A Note from Cottonwood Corners

According to the Jewish Encyclopedia:  “There is no reference to the cat in the Old Testament, the domestication of that animal being later than the Bible, except in Egypt, where it was reverenced as a divine being, and probably thus became tame.”

Domestic cats are not mentioned in the Bible. Leopards are mentioned in eight verses and lions are named in 119 verses.

History shows that cats have been our allies for an especially long time. The armies of Julius Caesar used cats to protect their provisions from mice and they followed the imperial legions all the way to England. Some of the Roman armies even marked their shields with cats.

Napoleon hated cats. He refused to allow the increase of the cat population in Paris to reduce the rodents on the streets of the city. Instead, he preferred using poison which resulted in illness to the citizens as well as the vermin.

On July 26, 1775, the Second Continental Congress appointed Benjamin Franklin the first Postmaster General of the organization now known as the United States Postal Service. He received an annual salary of $1,000 plus $340 for a secretary and comptroller. He served in that capacity till November of 1776.

Not long after the Revolutionary War, it appears that the United States became the first country to include in the annual budget money for cats. About $1,000 per year was disbursed for postal cats, which were employed to keep the mouse population under control at the numerous postal locations.  The funds were prorated to the sites according to the volume of mail each processed. ($1,000 in 1777 would be $26,523 today)

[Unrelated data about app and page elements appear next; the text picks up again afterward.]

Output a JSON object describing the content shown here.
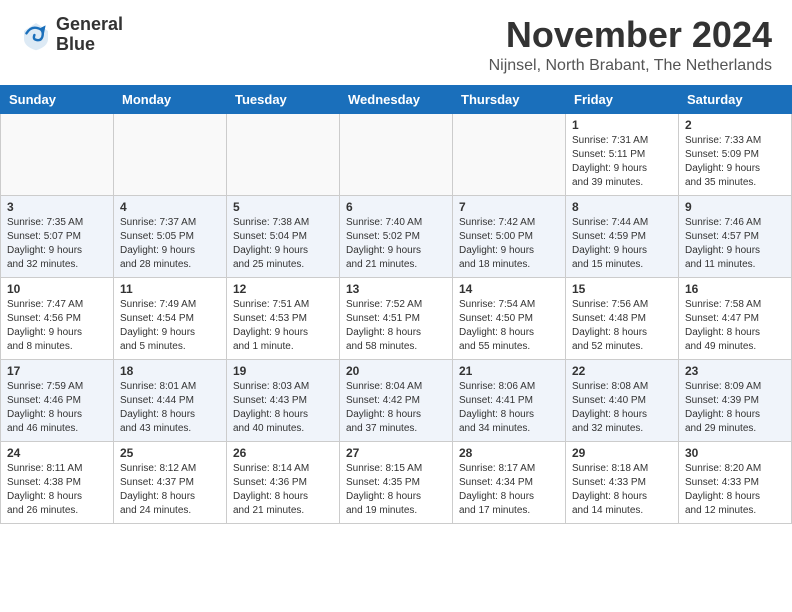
{
  "header": {
    "logo": {
      "general": "General",
      "blue": "Blue"
    },
    "title": "November 2024",
    "location": "Nijnsel, North Brabant, The Netherlands"
  },
  "weekdays": [
    "Sunday",
    "Monday",
    "Tuesday",
    "Wednesday",
    "Thursday",
    "Friday",
    "Saturday"
  ],
  "weeks": [
    [
      {
        "day": "",
        "info": ""
      },
      {
        "day": "",
        "info": ""
      },
      {
        "day": "",
        "info": ""
      },
      {
        "day": "",
        "info": ""
      },
      {
        "day": "",
        "info": ""
      },
      {
        "day": "1",
        "info": "Sunrise: 7:31 AM\nSunset: 5:11 PM\nDaylight: 9 hours\nand 39 minutes."
      },
      {
        "day": "2",
        "info": "Sunrise: 7:33 AM\nSunset: 5:09 PM\nDaylight: 9 hours\nand 35 minutes."
      }
    ],
    [
      {
        "day": "3",
        "info": "Sunrise: 7:35 AM\nSunset: 5:07 PM\nDaylight: 9 hours\nand 32 minutes."
      },
      {
        "day": "4",
        "info": "Sunrise: 7:37 AM\nSunset: 5:05 PM\nDaylight: 9 hours\nand 28 minutes."
      },
      {
        "day": "5",
        "info": "Sunrise: 7:38 AM\nSunset: 5:04 PM\nDaylight: 9 hours\nand 25 minutes."
      },
      {
        "day": "6",
        "info": "Sunrise: 7:40 AM\nSunset: 5:02 PM\nDaylight: 9 hours\nand 21 minutes."
      },
      {
        "day": "7",
        "info": "Sunrise: 7:42 AM\nSunset: 5:00 PM\nDaylight: 9 hours\nand 18 minutes."
      },
      {
        "day": "8",
        "info": "Sunrise: 7:44 AM\nSunset: 4:59 PM\nDaylight: 9 hours\nand 15 minutes."
      },
      {
        "day": "9",
        "info": "Sunrise: 7:46 AM\nSunset: 4:57 PM\nDaylight: 9 hours\nand 11 minutes."
      }
    ],
    [
      {
        "day": "10",
        "info": "Sunrise: 7:47 AM\nSunset: 4:56 PM\nDaylight: 9 hours\nand 8 minutes."
      },
      {
        "day": "11",
        "info": "Sunrise: 7:49 AM\nSunset: 4:54 PM\nDaylight: 9 hours\nand 5 minutes."
      },
      {
        "day": "12",
        "info": "Sunrise: 7:51 AM\nSunset: 4:53 PM\nDaylight: 9 hours\nand 1 minute."
      },
      {
        "day": "13",
        "info": "Sunrise: 7:52 AM\nSunset: 4:51 PM\nDaylight: 8 hours\nand 58 minutes."
      },
      {
        "day": "14",
        "info": "Sunrise: 7:54 AM\nSunset: 4:50 PM\nDaylight: 8 hours\nand 55 minutes."
      },
      {
        "day": "15",
        "info": "Sunrise: 7:56 AM\nSunset: 4:48 PM\nDaylight: 8 hours\nand 52 minutes."
      },
      {
        "day": "16",
        "info": "Sunrise: 7:58 AM\nSunset: 4:47 PM\nDaylight: 8 hours\nand 49 minutes."
      }
    ],
    [
      {
        "day": "17",
        "info": "Sunrise: 7:59 AM\nSunset: 4:46 PM\nDaylight: 8 hours\nand 46 minutes."
      },
      {
        "day": "18",
        "info": "Sunrise: 8:01 AM\nSunset: 4:44 PM\nDaylight: 8 hours\nand 43 minutes."
      },
      {
        "day": "19",
        "info": "Sunrise: 8:03 AM\nSunset: 4:43 PM\nDaylight: 8 hours\nand 40 minutes."
      },
      {
        "day": "20",
        "info": "Sunrise: 8:04 AM\nSunset: 4:42 PM\nDaylight: 8 hours\nand 37 minutes."
      },
      {
        "day": "21",
        "info": "Sunrise: 8:06 AM\nSunset: 4:41 PM\nDaylight: 8 hours\nand 34 minutes."
      },
      {
        "day": "22",
        "info": "Sunrise: 8:08 AM\nSunset: 4:40 PM\nDaylight: 8 hours\nand 32 minutes."
      },
      {
        "day": "23",
        "info": "Sunrise: 8:09 AM\nSunset: 4:39 PM\nDaylight: 8 hours\nand 29 minutes."
      }
    ],
    [
      {
        "day": "24",
        "info": "Sunrise: 8:11 AM\nSunset: 4:38 PM\nDaylight: 8 hours\nand 26 minutes."
      },
      {
        "day": "25",
        "info": "Sunrise: 8:12 AM\nSunset: 4:37 PM\nDaylight: 8 hours\nand 24 minutes."
      },
      {
        "day": "26",
        "info": "Sunrise: 8:14 AM\nSunset: 4:36 PM\nDaylight: 8 hours\nand 21 minutes."
      },
      {
        "day": "27",
        "info": "Sunrise: 8:15 AM\nSunset: 4:35 PM\nDaylight: 8 hours\nand 19 minutes."
      },
      {
        "day": "28",
        "info": "Sunrise: 8:17 AM\nSunset: 4:34 PM\nDaylight: 8 hours\nand 17 minutes."
      },
      {
        "day": "29",
        "info": "Sunrise: 8:18 AM\nSunset: 4:33 PM\nDaylight: 8 hours\nand 14 minutes."
      },
      {
        "day": "30",
        "info": "Sunrise: 8:20 AM\nSunset: 4:33 PM\nDaylight: 8 hours\nand 12 minutes."
      }
    ]
  ]
}
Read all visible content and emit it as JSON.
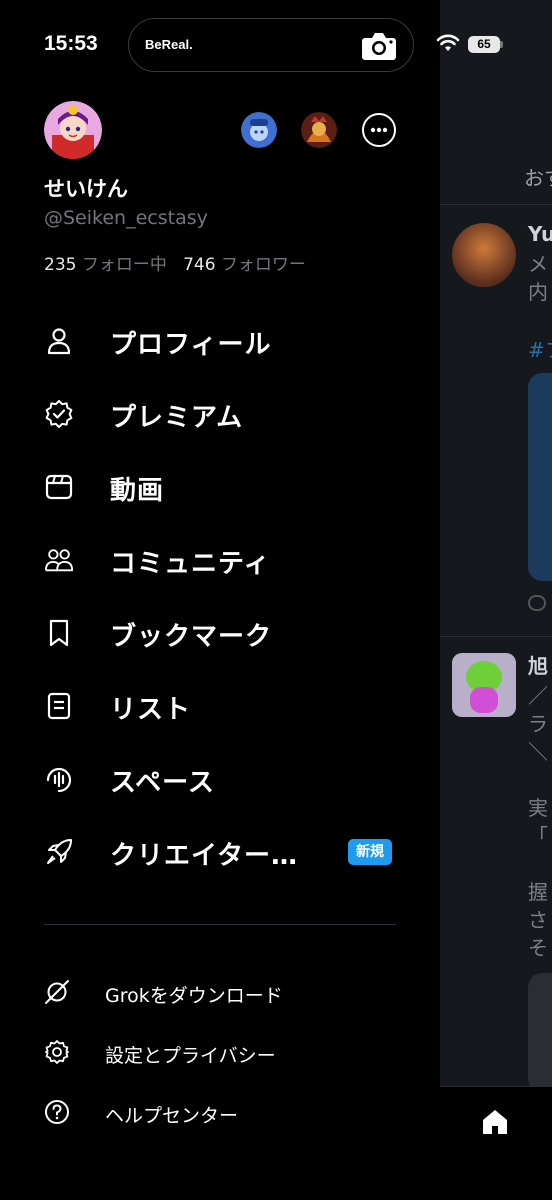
{
  "status_bar": {
    "time": "15:53",
    "island_label": "BeReal.",
    "battery": "65"
  },
  "profile": {
    "display_name": "せいけん",
    "handle": "@Seiken_ecstasy",
    "following_count": "235",
    "following_label": "フォロー中",
    "followers_count": "746",
    "followers_label": "フォロワー"
  },
  "menu": {
    "items": [
      {
        "label": "プロフィール",
        "icon": "person-icon"
      },
      {
        "label": "プレミアム",
        "icon": "verified-badge-icon"
      },
      {
        "label": "動画",
        "icon": "video-icon"
      },
      {
        "label": "コミュニティ",
        "icon": "communities-icon"
      },
      {
        "label": "ブックマーク",
        "icon": "bookmark-icon"
      },
      {
        "label": "リスト",
        "icon": "list-icon"
      },
      {
        "label": "スペース",
        "icon": "spaces-icon"
      },
      {
        "label": "クリエイター…",
        "icon": "rocket-icon",
        "badge": "新規"
      }
    ]
  },
  "secondary_menu": {
    "items": [
      {
        "label": "Grokをダウンロード",
        "icon": "grok-icon"
      },
      {
        "label": "設定とプライバシー",
        "icon": "gear-icon"
      },
      {
        "label": "ヘルプセンター",
        "icon": "help-icon"
      }
    ]
  },
  "background": {
    "tab_label": "おす",
    "post1_name": "Yu",
    "post1_line2": "メ",
    "post1_line3": "内",
    "post1_hashtag": "#フ",
    "post2_name": "旭",
    "post2_line2": "／",
    "post2_line3": "ラ",
    "post2_line4": "＼",
    "post2_line5": "実",
    "post2_line6": "「",
    "post2_line7": "握",
    "post2_line8": "さ",
    "post2_line9": "そ"
  },
  "colors": {
    "accent": "#1d9bf0",
    "background": "#000000",
    "secondary_text": "#71767b"
  }
}
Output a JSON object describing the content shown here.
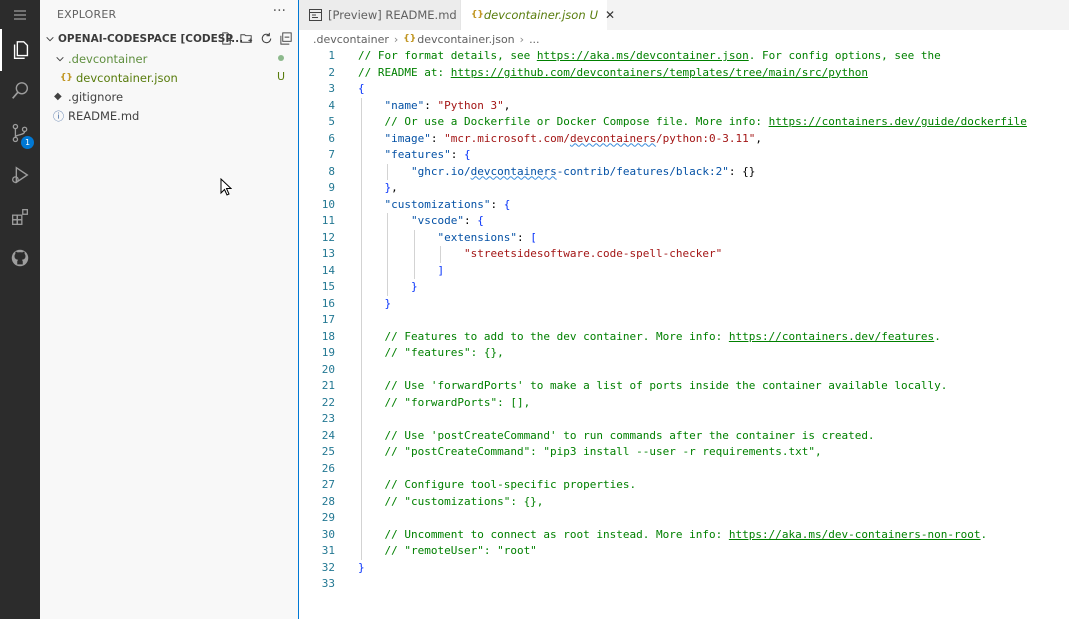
{
  "sidebar": {
    "title": "EXPLORER",
    "more": "···",
    "folder": "OPENAI-CODESPACE [CODESP...",
    "tree": [
      {
        "label": ".devcontainer",
        "status": "dot"
      },
      {
        "label": "devcontainer.json",
        "status": "U"
      },
      {
        "label": ".gitignore",
        "status": ""
      },
      {
        "label": "README.md",
        "status": ""
      }
    ]
  },
  "activity": {
    "scm_badge": "1"
  },
  "tabs": [
    {
      "label": "[Preview] README.md"
    },
    {
      "label": "devcontainer.json",
      "status": "U",
      "close": "✕"
    }
  ],
  "breadcrumb": [
    ".devcontainer",
    "devcontainer.json",
    "..."
  ],
  "editor": {
    "line_numbers": [
      "1",
      "2",
      "3",
      "4",
      "5",
      "6",
      "7",
      "8",
      "9",
      "10",
      "11",
      "12",
      "13",
      "14",
      "15",
      "16",
      "17",
      "18",
      "19",
      "20",
      "21",
      "22",
      "23",
      "24",
      "25",
      "26",
      "27",
      "28",
      "29",
      "30",
      "31",
      "32",
      "33"
    ],
    "lines": [
      [
        {
          "t": "// For format details, see ",
          "c": "cmt"
        },
        {
          "t": "https://aka.ms/devcontainer.json",
          "c": "url"
        },
        {
          "t": ". For config options, see the",
          "c": "cmt"
        }
      ],
      [
        {
          "t": "// README at: ",
          "c": "cmt"
        },
        {
          "t": "https://github.com/devcontainers/templates/tree/main/src/python",
          "c": "url"
        }
      ],
      [
        {
          "t": "{",
          "c": "brk"
        }
      ],
      [
        {
          "t": "    ",
          "c": "punc"
        },
        {
          "t": "\"name\"",
          "c": "key"
        },
        {
          "t": ": ",
          "c": "punc"
        },
        {
          "t": "\"Python 3\"",
          "c": "str"
        },
        {
          "t": ",",
          "c": "punc"
        }
      ],
      [
        {
          "t": "    // Or use a Dockerfile or Docker Compose file. More info: ",
          "c": "cmt"
        },
        {
          "t": "https://containers.dev/guide/dockerfile",
          "c": "url"
        }
      ],
      [
        {
          "t": "    ",
          "c": "punc"
        },
        {
          "t": "\"image\"",
          "c": "key"
        },
        {
          "t": ": ",
          "c": "punc"
        },
        {
          "t": "\"mcr.microsoft.com/",
          "c": "str"
        },
        {
          "t": "devcontainers",
          "c": "str squig"
        },
        {
          "t": "/python:0-3.11\"",
          "c": "str"
        },
        {
          "t": ",",
          "c": "punc"
        }
      ],
      [
        {
          "t": "    ",
          "c": "punc"
        },
        {
          "t": "\"features\"",
          "c": "key"
        },
        {
          "t": ": ",
          "c": "punc"
        },
        {
          "t": "{",
          "c": "brk"
        }
      ],
      [
        {
          "t": "        ",
          "c": "punc"
        },
        {
          "t": "\"ghcr.io/",
          "c": "key"
        },
        {
          "t": "devcontainers",
          "c": "key squig"
        },
        {
          "t": "-contrib/features/black:2\"",
          "c": "key"
        },
        {
          "t": ": {}",
          "c": "punc"
        }
      ],
      [
        {
          "t": "    ",
          "c": "punc"
        },
        {
          "t": "}",
          "c": "brk"
        },
        {
          "t": ",",
          "c": "punc"
        }
      ],
      [
        {
          "t": "    ",
          "c": "punc"
        },
        {
          "t": "\"customizations\"",
          "c": "key"
        },
        {
          "t": ": ",
          "c": "punc"
        },
        {
          "t": "{",
          "c": "brk"
        }
      ],
      [
        {
          "t": "        ",
          "c": "punc"
        },
        {
          "t": "\"vscode\"",
          "c": "key"
        },
        {
          "t": ": ",
          "c": "punc"
        },
        {
          "t": "{",
          "c": "brk"
        }
      ],
      [
        {
          "t": "            ",
          "c": "punc"
        },
        {
          "t": "\"extensions\"",
          "c": "key"
        },
        {
          "t": ": ",
          "c": "punc"
        },
        {
          "t": "[",
          "c": "brk"
        }
      ],
      [
        {
          "t": "                ",
          "c": "punc"
        },
        {
          "t": "\"streetsidesoftware.code-spell-checker\"",
          "c": "str"
        }
      ],
      [
        {
          "t": "            ",
          "c": "punc"
        },
        {
          "t": "]",
          "c": "brk"
        }
      ],
      [
        {
          "t": "        ",
          "c": "punc"
        },
        {
          "t": "}",
          "c": "brk"
        }
      ],
      [
        {
          "t": "    ",
          "c": "punc"
        },
        {
          "t": "}",
          "c": "brk"
        }
      ],
      [],
      [
        {
          "t": "    // Features to add to the dev container. More info: ",
          "c": "cmt"
        },
        {
          "t": "https://containers.dev/features",
          "c": "url"
        },
        {
          "t": ".",
          "c": "cmt"
        }
      ],
      [
        {
          "t": "    // \"features\": {},",
          "c": "cmt"
        }
      ],
      [],
      [
        {
          "t": "    // Use 'forwardPorts' to make a list of ports inside the container available locally.",
          "c": "cmt"
        }
      ],
      [
        {
          "t": "    // \"forwardPorts\": [],",
          "c": "cmt"
        }
      ],
      [],
      [
        {
          "t": "    // Use 'postCreateCommand' to run commands after the container is created.",
          "c": "cmt"
        }
      ],
      [
        {
          "t": "    // \"postCreateCommand\": \"pip3 install --user -r requirements.txt\",",
          "c": "cmt"
        }
      ],
      [],
      [
        {
          "t": "    // Configure tool-specific properties.",
          "c": "cmt"
        }
      ],
      [
        {
          "t": "    // \"customizations\": {},",
          "c": "cmt"
        }
      ],
      [],
      [
        {
          "t": "    // Uncomment to connect as root instead. More info: ",
          "c": "cmt"
        },
        {
          "t": "https://aka.ms/dev-containers-non-root",
          "c": "url"
        },
        {
          "t": ".",
          "c": "cmt"
        }
      ],
      [
        {
          "t": "    // \"remoteUser\": \"root\"",
          "c": "cmt"
        }
      ],
      [
        {
          "t": "}",
          "c": "brk"
        }
      ],
      []
    ]
  }
}
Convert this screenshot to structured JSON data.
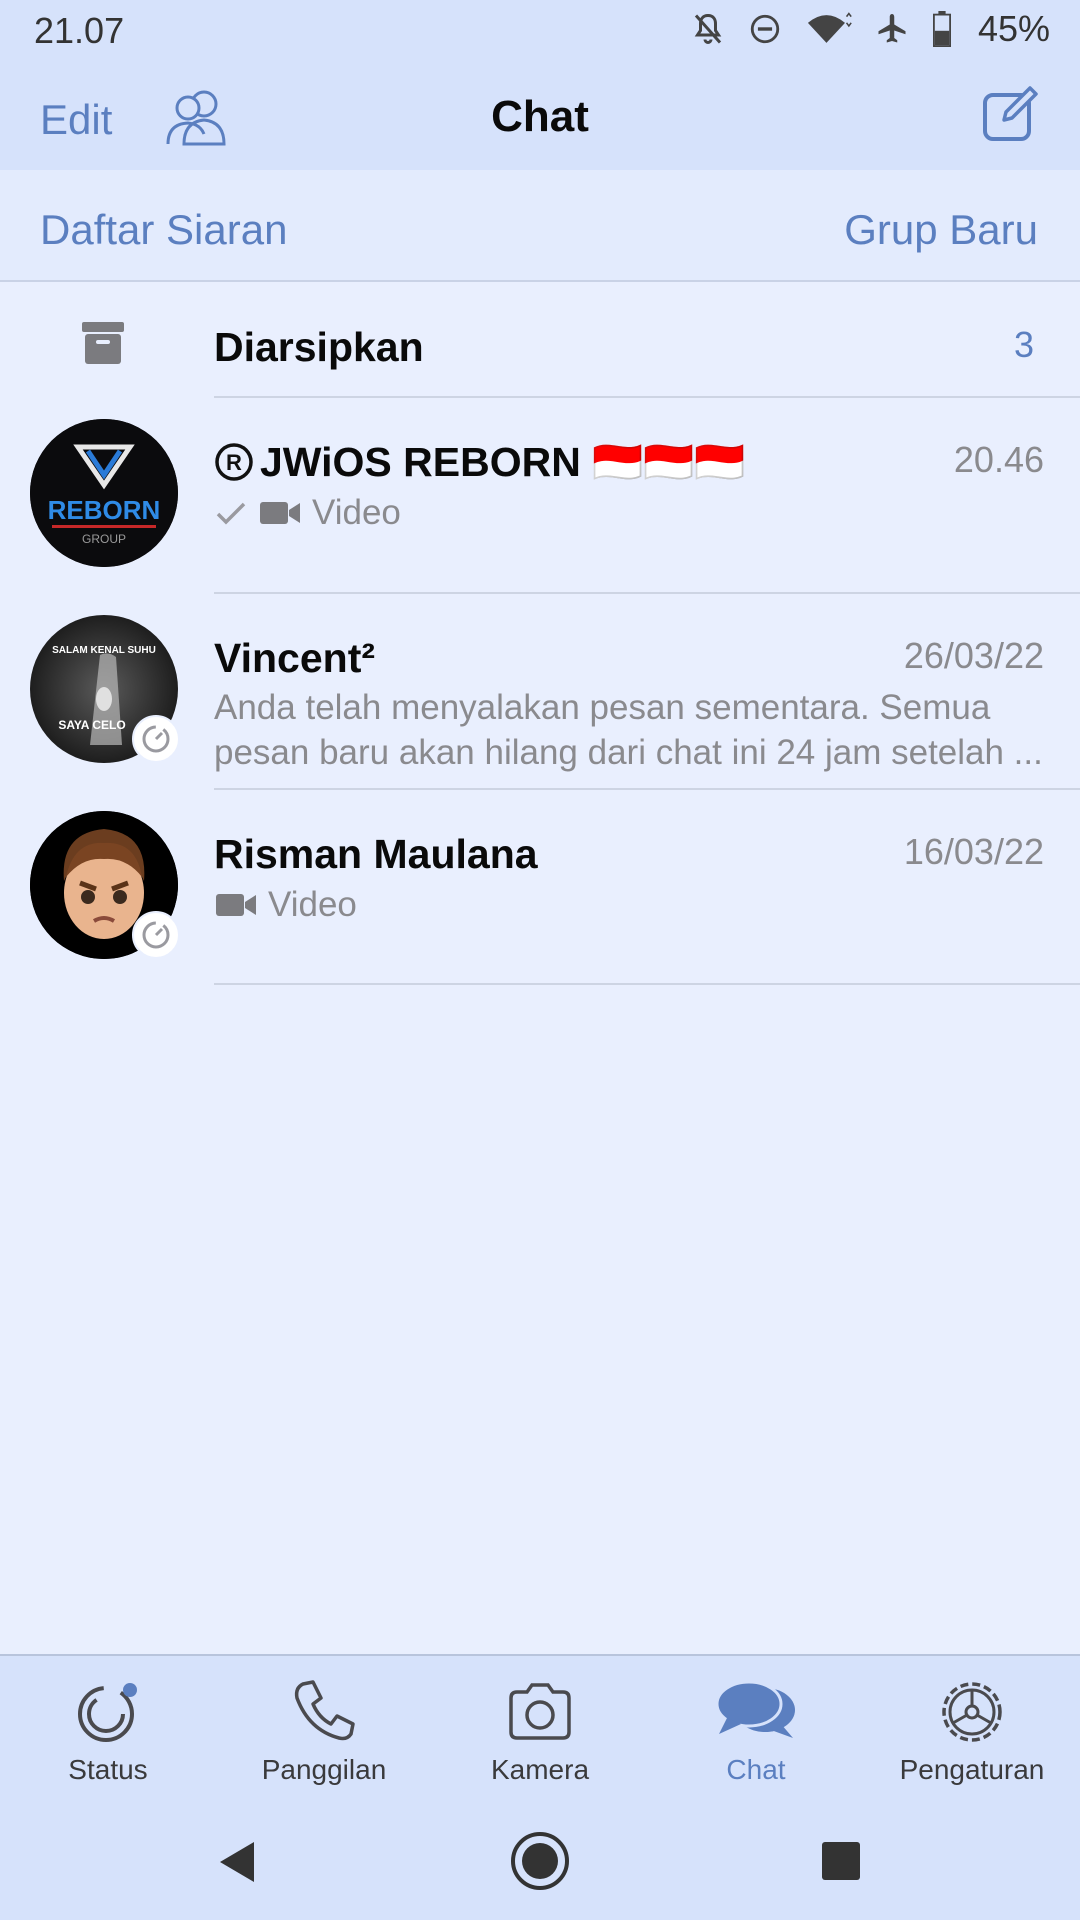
{
  "status_bar": {
    "time": "21.07",
    "battery": "45%"
  },
  "nav": {
    "edit_label": "Edit",
    "title": "Chat"
  },
  "actions": {
    "broadcast_label": "Daftar Siaran",
    "new_group_label": "Grup Baru"
  },
  "archived": {
    "label": "Diarsipkan",
    "count": "3"
  },
  "chats": [
    {
      "name": "JWiOS REBORN 🇮🇩🇮🇩🇮🇩",
      "time": "20.46",
      "preview": "Video",
      "avatar_text": [
        "REBORN",
        "GROUP"
      ]
    },
    {
      "name": "Vincent²",
      "time": "26/03/22",
      "preview": "Anda telah menyalakan pesan sementara. Semua pesan baru akan hilang dari chat ini 24 jam setelah ...",
      "avatar_text": [
        "SALAM KENAL SUHU",
        "SAYA CELO"
      ]
    },
    {
      "name": "Risman Maulana",
      "time": "16/03/22",
      "preview": "Video"
    }
  ],
  "tabs": [
    {
      "label": "Status",
      "icon": "status-icon"
    },
    {
      "label": "Panggilan",
      "icon": "phone-icon"
    },
    {
      "label": "Kamera",
      "icon": "camera-icon"
    },
    {
      "label": "Chat",
      "icon": "chat-bubbles-icon",
      "active": true
    },
    {
      "label": "Pengaturan",
      "icon": "gear-icon"
    }
  ],
  "colors": {
    "accent": "#5b7fc0",
    "header_bg": "#d6e2fb",
    "page_bg": "#e9effe",
    "secondary_text": "#8a8a8e"
  }
}
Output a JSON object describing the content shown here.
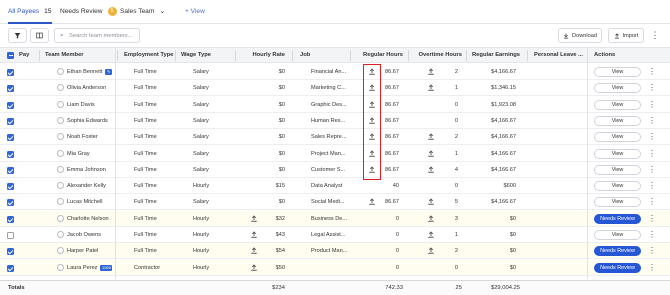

History shows that cats have been our allies for an especially long time. By the early part of the 1800s, cats were standard equipment in the U.S. Army commissary storehouses. The budget of the army provided for $18.25 to be allocated for the annual upkeep of each cat on the premises. That would be about $417 per cat today!

Cats, after the Civil War, had firmly established themselves on the western frontier as a “mouser” which was needed to protect the provisions and valuables of the homesteader and rancher. And up in Alaska, the need was even greater. They were worth their weight in gold — literally!  So desperate were those miners as they paid for their felines with recently discovered gold.

They were needed on the frontier to control the mice; however, there was one unpleasant experience which their owners and neighbors were forced to endure just about every night.  Cats are social creatures and their “meow” conveys numerous messages: “Hello,” “Let me in,” “Let me out,” “I’m hungry,” and “scratch me.”  Owners knew and understood the normal vocabulary of their cat; however, an interpreter was needed to explain the most dreadful sound which interrupted everyone’s nightly rest.  It was terrible and unpleasant for all who had to endure such clamorous sounds.

Today we call it “caterwauling.”  The pitch changes and the usual “meow’ suddenly becomes a drawn out howl-yowl.  It’s hard to describe, but those living in the neighborhood knew it when they heard it.  It was a cross between a yowl, howl, and a whine.  Webster defined it as:  “(1) to make a harsh cry, and (2) to protest or complain nosily.”

In August of 1876, the editor of the Lincoln County Advocate (Canton) was confronted by a lady from the community who charged into his office and declared that “no man could get to heaven who had not killed at least one ‘night-yowling’ cat.”

Later that same year, the editor of the Daily Press and Dakotan (Yankton) wrote:  “One of our nervous fellow citizens was disturbed the other night by the caterwauling of a Thomas cat, and in order to induce the musical feline to suspend operations and give him a rest, he flung a seventy cent wash tub through a four dollar window and — missed the cat.” He now had a wash tub with a hole in the bottom and a broken window.

During the summer of 1912, the University of Minnesota purchased six cats and they were assigned to the library. They were to wage war on the mice that had invaded the building over the summer.

The Mobridge News of May 2, 1913 contained a short story on page three with a simple headline:

“Nancy is for Rent.” The story went on to explain that in the front window of a store in Mobridge was a sign which read: “Nancy, our Angora cat, rented out by the hour or day. Warranted to kill every rat or mouse in your home.”

The Philip Weekly Review and Bad River News of June 19, 1913, had a simple one-line editorial:

“Cats are in demand because of so many mice.”

In November of 1923, the editor of The Mellette County Pioneer (Wood) in an editorial told of a gentleman in Wood who was in jail for throwing a cat out of the window.  He commented:  “The Supreme Court says it is unconstitutional to pass a law that would prevent driving thousands of young children into mills and factories.  Write that on your tablet.  We can protect cats, not children!”

Cats have personalities as varied as those of man . . . passive, aggressive, lazy, active, loving, independent, you name it.


Author Clarence Shoemaker, originally published in the Gregory-Times Advocate on March 2, 2022